A series of initiatives
are being spearheaded by chancellor's cabinet members to deal with the
most pressing issues facing the university. Following are the areas that
are being addressed and the particular initiatives that will target the
an academic strategic plan.
Facing a 2001 deadline
for accommodating more students, related to systemwide enrollment
growth, the campus must recommend an enrollment growth plan and develop
boundary conditions for enrollment growth programs. Also in the works
is a long-range academic plan to help the university maintain academic
the Internet and other new technologies to lead the e-education evolution
and transform services for students, alumni, business partners and general
basically grows out of the revolution that the Internet has visited
upon us," Berdahl said. "It relates to how we conduct business
in the university, how we buy and sell things. How do we make it easy

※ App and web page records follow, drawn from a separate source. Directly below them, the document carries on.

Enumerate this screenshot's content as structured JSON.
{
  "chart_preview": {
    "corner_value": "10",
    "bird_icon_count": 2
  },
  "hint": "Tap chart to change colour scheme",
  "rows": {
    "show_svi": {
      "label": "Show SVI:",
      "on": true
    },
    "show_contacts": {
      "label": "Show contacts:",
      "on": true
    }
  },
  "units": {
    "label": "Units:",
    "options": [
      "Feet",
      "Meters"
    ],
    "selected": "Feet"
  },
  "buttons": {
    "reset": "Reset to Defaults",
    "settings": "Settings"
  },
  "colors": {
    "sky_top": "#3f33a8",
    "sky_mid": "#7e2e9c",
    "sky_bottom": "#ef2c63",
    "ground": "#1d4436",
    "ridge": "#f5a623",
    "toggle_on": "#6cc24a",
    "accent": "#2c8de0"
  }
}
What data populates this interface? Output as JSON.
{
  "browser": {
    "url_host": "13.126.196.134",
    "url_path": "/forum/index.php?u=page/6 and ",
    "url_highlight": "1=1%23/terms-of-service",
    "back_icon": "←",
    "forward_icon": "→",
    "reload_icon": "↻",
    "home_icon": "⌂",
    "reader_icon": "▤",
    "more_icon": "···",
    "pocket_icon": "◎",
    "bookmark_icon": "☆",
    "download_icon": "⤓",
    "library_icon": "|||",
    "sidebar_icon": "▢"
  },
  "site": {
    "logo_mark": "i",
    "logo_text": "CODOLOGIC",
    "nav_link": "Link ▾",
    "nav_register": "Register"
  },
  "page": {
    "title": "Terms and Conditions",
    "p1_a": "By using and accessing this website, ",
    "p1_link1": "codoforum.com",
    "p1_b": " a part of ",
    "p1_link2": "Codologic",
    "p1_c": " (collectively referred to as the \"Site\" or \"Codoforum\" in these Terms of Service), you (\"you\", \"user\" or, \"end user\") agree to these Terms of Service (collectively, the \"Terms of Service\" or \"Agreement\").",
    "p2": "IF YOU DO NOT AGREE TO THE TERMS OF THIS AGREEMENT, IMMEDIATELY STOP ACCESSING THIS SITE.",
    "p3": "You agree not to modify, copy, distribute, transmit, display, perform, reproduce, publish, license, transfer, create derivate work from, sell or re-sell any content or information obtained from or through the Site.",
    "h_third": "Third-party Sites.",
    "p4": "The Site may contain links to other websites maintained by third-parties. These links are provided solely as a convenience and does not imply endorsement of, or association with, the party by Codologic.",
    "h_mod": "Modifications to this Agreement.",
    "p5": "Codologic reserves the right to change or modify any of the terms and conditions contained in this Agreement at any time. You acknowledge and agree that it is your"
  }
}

for people to learn about the university through our Web site and
how the Web sites lead to educational opportunities? How do we employ

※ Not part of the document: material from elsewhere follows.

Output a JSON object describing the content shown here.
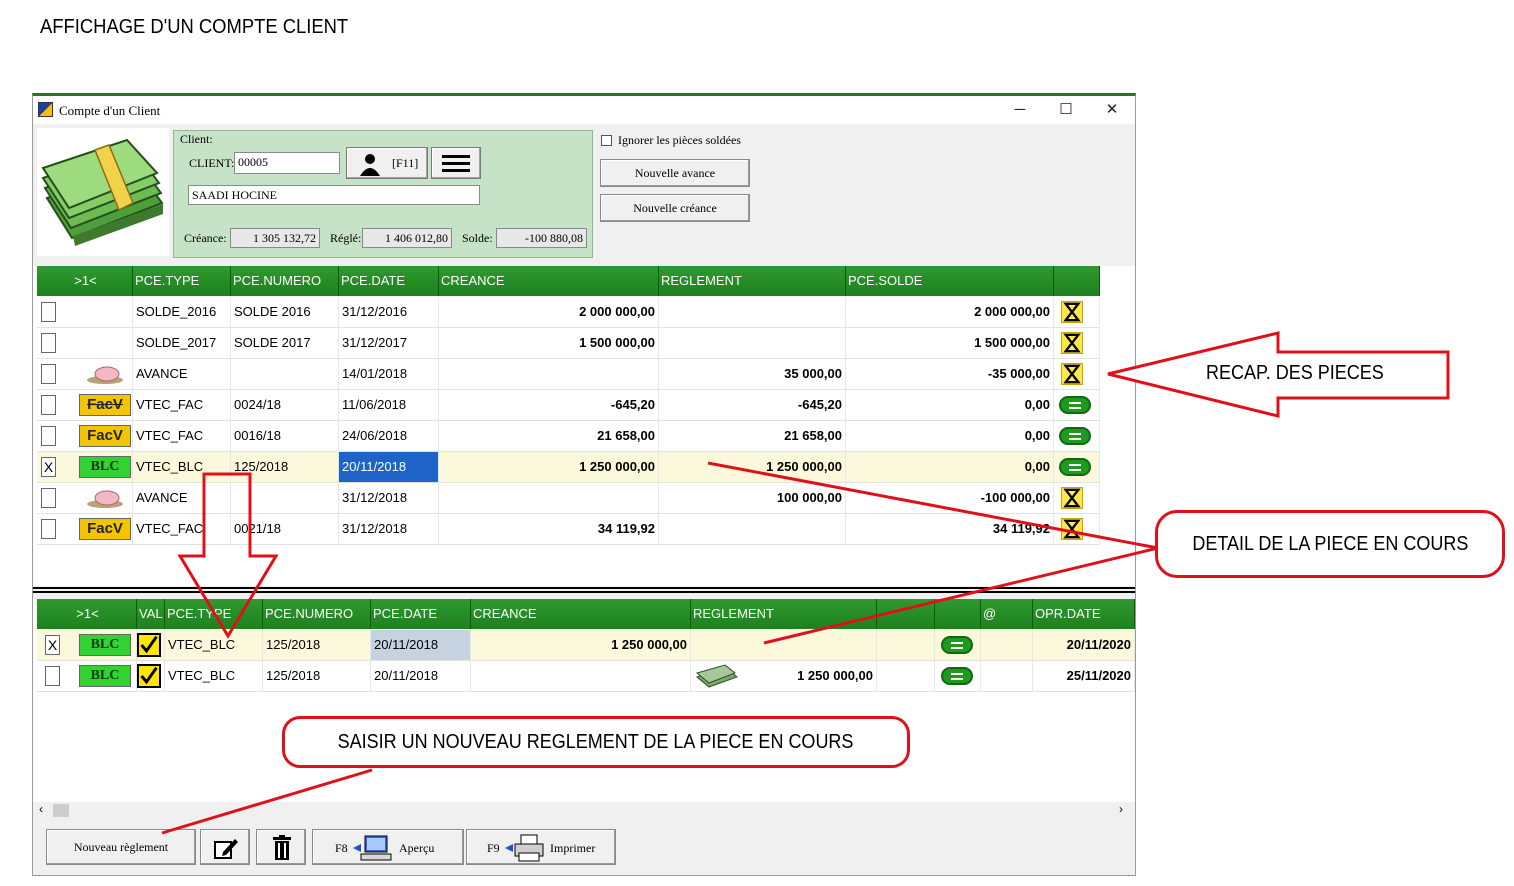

the Internet technology for the education of our students and ultimately
to continuing education of our alumni?
"It is a very

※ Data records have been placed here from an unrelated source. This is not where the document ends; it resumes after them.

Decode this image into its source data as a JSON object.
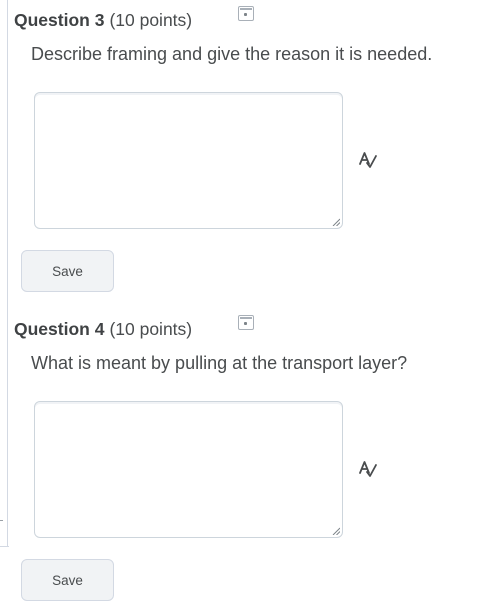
{
  "questions": [
    {
      "title": "Question 3",
      "points": "(10 points)",
      "prompt": "Describe framing and give the reason it is needed.",
      "answer": "",
      "save_label": "Save"
    },
    {
      "title": "Question 4",
      "points": "(10 points)",
      "prompt": "What is meant by pulling at the transport layer?",
      "answer": "",
      "save_label": "Save"
    }
  ],
  "icons": {
    "flag": "flag-question-icon",
    "spellcheck": "spellcheck-icon",
    "resize": "resize-grip-icon"
  },
  "colors": {
    "text": "#494c4e",
    "border": "#cdd5dc",
    "button_bg": "#f1f3f5"
  }
}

wide array of activities that I think are still pretty embryonic in
most cases. We know this technology has a timeline of its own that
is very fast. At issue is how do we avoid being overtaken by it."
recruitment of under-represented minorities and women faculty.
housing as an obstacle to faculty recruitment and retention.
With the booming
economic times in the nation, housing prices - particularly in the
Bay Area - have skyrocketed out of reach for many. Potential faculty
members are citing this as a concern during recruitment efforts by
the university. The campus is looking at developing financial instruments
and securing housing allowances. The campus is putting together a
task force to assess graduate student and faculty housing as a means
to help solve this issue.
underrepresented minorities and women faculty is "a very pressing
problem," Chancellor Berdahl said, "because many of the
tools available to us in the past aren't there any more."
recruitment and retention
support in order to attract the best graduate students.
Among the steps
being considered are enhancing multi-year fellowships, increasing
the number of fellowships by 100, and seeking additional graduate
student instructor funding from the legislature.
data integration & performance metrics
campus-wide performance metrics that measure campus performance against
a set of quantitative and qualitative performance indicators.
a campus-wide management information function that documents and clarifies
how data are defined, improves access to campus information and campus
databases through the use of Web-enabled technologies, and implements
online analytical processing tools.
There has not been
a campus-wide commitment to an organized system of management information
to support decision-making and institutional reporting. To solve this
problem, the cabinet will establish performance metrics, review specific
measures and define the elements involved. This information will be
posted and regularly updated on a Web site.
strengthen the Berkeley outreach organization.
partnerships with K-12 and community colleges.
an efficient, goal-oriented model with a strong evaluation component.
efforts have not been as integrated as they should be, and the university
needs to make its resources more readily available to the community.
To cope with these issues, the campus has reorganized outreach, placing
it under the Vice Chancellor for Undergraduate Affairs. A steering
committee will be formed to guide outreach efforts, helping to form
a new plan for implementing future outreach efforts.
that the organizational effectiveness of campus research support is
adequate to sustain academic excellence and enhance discovery.
practices deter researchers from seeking extramural funding. Large
grants overwhelm units with their management requirements. The campus
will tackle these challenges by conducting a comparative assessment
of research support among campus units, assemble a research support
task force, and conduct a research support, staff and faculty satisfaction
survey. Using the information gathered through these methods, the
campus will initiate a series of steps to make research grant management
our compensation and job analysis system through the use of faculty
and staff expertise on a campus-wide, cross-functional advisory committee.
a method for measuring staff workload that includes job-relevant benchmarks.
workforce data systems and applicant services technology through the
implementation of Human Resources Management System.
the staff and supervisor training and development program.
staff workload and compensation were the biggest priorities at the
chancellor's cabinet retreat. Berdahl has already announced a series
of steps to begin immediately improving issues in this realm, and
the campus has dedicated $1 million to make this happen. The Compensation
Advisory Committee will help change the way the campus classifies
and compensates its employees.
communication at Berkeley for the purpose of improving organizational
effectiveness, creating community and projecting a clear, strong identity
to the external world.
not something the campus does effectively, Berdahl said, particularly
on an informal level on campus. "When discussions take place
at a council of deans meeting, does it trickle down to faculty and
staff level?" Berdahl asks. "How do people get informed
about what is happening? How do we get people to read their e-mail?"
Those are among the many questions the initiative will try to answer.
full strength of university research capabilities to bear on improving
the undergraduate experience, especially in the lower division.
A vice provost
for undergraduate education will be announced in the coming weeks.
This position will direct efforts to meet this initiative. Among the
steps to be taken, in addition to filling the new position, is a comprehensive
study of student advising, in order to improve the availability and
quality of advising; launching a new Center for Teaching/Learning;
upgrading classrooms; and convening a Council for Undergraduate Education.